*** INPUT Section Begins ***

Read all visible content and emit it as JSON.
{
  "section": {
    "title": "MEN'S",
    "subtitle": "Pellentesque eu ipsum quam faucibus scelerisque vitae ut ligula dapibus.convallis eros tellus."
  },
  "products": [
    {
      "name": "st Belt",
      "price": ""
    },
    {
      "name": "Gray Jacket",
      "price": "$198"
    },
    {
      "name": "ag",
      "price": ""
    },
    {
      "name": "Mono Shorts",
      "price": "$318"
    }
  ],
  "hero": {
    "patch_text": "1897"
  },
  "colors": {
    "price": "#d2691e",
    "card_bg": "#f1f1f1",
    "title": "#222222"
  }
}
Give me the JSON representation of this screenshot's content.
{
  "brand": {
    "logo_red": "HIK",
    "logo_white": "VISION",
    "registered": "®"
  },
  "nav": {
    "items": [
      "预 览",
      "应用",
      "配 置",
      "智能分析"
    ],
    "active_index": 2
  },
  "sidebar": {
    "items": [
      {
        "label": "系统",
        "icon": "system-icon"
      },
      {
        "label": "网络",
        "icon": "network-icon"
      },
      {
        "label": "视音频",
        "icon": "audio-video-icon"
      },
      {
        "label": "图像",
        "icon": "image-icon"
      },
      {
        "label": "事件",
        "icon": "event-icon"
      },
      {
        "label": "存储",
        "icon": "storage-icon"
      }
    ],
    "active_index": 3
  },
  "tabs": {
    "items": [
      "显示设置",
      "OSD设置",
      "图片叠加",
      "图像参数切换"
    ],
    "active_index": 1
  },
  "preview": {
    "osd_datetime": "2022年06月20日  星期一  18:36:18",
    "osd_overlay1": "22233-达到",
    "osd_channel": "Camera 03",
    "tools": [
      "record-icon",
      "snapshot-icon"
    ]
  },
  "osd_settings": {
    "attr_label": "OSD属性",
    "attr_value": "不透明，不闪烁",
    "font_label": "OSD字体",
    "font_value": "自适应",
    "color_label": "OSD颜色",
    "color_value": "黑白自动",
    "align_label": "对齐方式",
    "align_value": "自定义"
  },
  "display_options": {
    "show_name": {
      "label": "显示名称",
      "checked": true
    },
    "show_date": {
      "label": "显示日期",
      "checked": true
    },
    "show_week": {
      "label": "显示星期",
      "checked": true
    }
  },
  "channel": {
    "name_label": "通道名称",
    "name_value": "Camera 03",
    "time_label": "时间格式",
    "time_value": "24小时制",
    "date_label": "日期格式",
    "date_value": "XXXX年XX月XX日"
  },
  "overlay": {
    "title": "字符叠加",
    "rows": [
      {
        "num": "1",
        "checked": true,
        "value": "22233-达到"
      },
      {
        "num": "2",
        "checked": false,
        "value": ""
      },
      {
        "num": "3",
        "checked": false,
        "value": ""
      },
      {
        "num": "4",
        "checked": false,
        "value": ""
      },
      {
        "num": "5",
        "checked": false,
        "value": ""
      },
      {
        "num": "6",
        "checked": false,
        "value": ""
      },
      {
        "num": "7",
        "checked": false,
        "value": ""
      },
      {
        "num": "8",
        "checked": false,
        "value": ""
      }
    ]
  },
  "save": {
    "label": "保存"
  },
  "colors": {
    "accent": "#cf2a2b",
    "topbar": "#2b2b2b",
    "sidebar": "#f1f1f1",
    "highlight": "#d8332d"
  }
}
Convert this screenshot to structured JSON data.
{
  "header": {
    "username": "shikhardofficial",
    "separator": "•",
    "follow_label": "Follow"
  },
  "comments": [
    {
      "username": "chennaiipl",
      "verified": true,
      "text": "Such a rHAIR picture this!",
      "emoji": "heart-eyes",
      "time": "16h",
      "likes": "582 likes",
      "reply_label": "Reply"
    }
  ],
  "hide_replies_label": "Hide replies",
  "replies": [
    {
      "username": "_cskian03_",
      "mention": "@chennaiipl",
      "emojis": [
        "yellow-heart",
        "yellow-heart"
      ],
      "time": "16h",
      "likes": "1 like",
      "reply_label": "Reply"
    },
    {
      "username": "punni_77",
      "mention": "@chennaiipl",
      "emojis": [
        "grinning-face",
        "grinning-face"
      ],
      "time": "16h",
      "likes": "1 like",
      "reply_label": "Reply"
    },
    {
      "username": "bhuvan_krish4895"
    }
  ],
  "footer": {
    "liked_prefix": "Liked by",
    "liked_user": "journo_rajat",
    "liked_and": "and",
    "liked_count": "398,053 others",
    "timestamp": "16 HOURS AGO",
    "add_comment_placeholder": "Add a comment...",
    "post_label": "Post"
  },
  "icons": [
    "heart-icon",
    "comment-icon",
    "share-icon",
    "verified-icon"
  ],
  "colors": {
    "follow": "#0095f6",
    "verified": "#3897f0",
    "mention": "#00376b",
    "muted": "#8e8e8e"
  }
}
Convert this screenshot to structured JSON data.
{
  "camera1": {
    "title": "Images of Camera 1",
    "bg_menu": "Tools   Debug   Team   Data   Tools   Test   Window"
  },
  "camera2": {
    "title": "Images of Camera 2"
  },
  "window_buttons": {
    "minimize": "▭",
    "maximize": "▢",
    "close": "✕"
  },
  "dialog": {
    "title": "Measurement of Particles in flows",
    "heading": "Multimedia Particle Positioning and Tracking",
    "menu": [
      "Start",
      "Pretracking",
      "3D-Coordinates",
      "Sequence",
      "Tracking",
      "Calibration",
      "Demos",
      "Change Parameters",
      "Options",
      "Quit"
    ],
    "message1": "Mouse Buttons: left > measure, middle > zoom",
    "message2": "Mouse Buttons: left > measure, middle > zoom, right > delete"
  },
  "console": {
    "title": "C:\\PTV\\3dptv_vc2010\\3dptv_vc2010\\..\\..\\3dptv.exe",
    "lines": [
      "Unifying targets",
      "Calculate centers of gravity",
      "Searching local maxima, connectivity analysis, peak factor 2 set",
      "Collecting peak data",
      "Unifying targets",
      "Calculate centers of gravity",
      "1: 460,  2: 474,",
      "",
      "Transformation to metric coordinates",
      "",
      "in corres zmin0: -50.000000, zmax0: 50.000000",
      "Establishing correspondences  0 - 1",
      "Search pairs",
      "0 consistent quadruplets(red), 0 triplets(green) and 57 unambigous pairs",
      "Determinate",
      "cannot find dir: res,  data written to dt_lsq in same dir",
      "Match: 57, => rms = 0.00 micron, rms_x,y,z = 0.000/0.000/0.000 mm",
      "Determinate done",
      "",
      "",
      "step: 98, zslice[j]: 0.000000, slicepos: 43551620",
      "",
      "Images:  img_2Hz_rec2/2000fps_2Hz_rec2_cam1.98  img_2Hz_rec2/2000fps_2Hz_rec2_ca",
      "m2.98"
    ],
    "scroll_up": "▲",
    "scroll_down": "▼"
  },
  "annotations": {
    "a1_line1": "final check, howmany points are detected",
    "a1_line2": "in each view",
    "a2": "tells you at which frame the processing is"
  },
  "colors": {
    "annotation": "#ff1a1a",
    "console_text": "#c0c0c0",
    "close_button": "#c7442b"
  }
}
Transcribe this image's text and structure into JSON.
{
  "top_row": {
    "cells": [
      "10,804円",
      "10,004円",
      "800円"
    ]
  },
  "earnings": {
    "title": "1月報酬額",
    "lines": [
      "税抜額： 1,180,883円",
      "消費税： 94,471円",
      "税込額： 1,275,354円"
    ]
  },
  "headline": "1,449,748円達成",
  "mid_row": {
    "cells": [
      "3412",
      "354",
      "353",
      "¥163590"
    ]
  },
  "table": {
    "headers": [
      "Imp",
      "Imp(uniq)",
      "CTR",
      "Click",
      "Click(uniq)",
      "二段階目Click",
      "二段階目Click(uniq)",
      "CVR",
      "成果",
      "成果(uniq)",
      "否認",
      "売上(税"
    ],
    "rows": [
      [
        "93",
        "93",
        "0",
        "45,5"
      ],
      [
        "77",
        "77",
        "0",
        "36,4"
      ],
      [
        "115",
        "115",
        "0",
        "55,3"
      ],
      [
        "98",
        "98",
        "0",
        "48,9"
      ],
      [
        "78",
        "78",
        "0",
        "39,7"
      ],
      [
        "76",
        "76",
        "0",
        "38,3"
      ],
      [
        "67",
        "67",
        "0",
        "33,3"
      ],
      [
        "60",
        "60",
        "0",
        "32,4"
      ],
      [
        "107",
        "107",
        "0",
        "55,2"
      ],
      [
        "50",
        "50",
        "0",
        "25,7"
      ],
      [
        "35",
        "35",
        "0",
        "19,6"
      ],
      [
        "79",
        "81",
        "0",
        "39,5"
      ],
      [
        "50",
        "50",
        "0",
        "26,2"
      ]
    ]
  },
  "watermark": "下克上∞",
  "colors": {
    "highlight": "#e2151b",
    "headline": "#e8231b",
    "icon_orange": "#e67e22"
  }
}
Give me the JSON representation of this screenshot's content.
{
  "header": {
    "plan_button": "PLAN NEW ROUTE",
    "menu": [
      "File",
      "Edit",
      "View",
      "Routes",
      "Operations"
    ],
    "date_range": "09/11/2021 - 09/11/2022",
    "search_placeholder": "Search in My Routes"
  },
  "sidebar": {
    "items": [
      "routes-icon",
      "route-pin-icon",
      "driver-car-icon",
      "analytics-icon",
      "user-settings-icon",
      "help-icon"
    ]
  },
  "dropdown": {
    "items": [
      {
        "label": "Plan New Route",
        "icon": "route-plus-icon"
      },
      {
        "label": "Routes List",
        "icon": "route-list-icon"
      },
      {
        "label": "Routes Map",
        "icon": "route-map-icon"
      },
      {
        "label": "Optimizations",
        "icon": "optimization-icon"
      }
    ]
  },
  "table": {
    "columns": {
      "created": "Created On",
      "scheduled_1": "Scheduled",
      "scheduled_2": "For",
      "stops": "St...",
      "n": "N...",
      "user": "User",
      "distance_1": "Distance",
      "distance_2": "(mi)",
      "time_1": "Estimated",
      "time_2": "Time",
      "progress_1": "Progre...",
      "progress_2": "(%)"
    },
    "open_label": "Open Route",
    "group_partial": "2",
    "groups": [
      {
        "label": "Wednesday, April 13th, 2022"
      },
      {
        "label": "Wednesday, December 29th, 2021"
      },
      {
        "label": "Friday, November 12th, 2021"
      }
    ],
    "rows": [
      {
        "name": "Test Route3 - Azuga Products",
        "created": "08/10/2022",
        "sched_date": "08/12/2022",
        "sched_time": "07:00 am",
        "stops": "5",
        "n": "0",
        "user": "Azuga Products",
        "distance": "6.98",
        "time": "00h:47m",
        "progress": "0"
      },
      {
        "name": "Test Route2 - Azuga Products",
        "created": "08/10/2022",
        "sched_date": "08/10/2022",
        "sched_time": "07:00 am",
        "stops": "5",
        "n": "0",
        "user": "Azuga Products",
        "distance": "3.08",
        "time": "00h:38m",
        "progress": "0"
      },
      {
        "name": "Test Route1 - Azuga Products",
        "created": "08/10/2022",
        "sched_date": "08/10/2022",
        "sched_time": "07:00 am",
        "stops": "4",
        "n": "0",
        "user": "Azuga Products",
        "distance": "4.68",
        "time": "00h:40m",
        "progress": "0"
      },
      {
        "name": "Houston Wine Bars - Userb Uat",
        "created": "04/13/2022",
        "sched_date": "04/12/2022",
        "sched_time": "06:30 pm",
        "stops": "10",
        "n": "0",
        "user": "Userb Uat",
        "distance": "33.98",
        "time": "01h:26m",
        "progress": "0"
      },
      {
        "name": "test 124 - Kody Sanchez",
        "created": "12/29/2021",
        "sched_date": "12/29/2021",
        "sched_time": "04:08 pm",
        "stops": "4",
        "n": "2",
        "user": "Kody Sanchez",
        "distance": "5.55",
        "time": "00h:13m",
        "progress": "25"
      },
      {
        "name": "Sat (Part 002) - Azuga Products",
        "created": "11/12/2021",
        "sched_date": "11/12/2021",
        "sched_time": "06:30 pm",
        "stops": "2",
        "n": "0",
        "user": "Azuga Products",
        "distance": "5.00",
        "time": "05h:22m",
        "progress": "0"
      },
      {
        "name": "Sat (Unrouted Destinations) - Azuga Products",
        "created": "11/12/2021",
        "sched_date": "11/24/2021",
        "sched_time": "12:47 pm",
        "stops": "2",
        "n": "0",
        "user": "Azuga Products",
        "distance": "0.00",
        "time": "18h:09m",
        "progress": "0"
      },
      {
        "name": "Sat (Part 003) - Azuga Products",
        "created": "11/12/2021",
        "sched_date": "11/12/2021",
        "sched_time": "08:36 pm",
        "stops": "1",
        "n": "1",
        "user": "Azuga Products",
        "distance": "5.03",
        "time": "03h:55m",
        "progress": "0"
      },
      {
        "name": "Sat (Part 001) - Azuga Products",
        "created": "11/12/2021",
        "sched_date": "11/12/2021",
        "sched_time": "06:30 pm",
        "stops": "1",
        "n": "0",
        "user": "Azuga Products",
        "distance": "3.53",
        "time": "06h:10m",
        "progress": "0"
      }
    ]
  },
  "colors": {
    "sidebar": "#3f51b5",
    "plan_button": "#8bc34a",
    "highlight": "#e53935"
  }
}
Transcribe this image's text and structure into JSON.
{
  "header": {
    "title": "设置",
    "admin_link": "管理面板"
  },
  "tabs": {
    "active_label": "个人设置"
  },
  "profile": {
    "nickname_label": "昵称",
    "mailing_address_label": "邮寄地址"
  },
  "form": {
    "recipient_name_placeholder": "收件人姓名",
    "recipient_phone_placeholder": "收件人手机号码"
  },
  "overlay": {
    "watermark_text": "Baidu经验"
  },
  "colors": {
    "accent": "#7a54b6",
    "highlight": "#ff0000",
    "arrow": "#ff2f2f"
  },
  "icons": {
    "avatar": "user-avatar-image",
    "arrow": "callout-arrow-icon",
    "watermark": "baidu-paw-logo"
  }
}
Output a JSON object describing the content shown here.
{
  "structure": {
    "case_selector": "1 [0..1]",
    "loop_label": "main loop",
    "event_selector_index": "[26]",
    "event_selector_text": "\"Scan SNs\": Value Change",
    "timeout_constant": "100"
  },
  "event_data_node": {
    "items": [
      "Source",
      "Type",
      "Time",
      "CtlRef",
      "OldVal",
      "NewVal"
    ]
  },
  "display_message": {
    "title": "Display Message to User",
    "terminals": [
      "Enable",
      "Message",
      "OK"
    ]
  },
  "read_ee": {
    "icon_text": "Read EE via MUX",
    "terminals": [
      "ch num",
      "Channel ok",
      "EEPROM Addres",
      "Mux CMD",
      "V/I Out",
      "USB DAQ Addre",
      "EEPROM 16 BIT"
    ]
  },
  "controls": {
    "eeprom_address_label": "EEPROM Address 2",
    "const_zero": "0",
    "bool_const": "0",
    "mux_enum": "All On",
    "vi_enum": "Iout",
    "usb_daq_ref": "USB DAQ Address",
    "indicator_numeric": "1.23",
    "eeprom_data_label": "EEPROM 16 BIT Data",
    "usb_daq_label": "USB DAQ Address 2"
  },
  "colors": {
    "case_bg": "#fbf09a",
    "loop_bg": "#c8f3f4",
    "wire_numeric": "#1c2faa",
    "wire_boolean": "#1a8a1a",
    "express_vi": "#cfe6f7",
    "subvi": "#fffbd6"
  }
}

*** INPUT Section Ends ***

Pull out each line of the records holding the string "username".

    "username": "shikhardofficial",
      "username": "chennaiipl",
      "username": "_cskian03_",
      "username": "punni_77",
      "username": "bhuvan_krish4895"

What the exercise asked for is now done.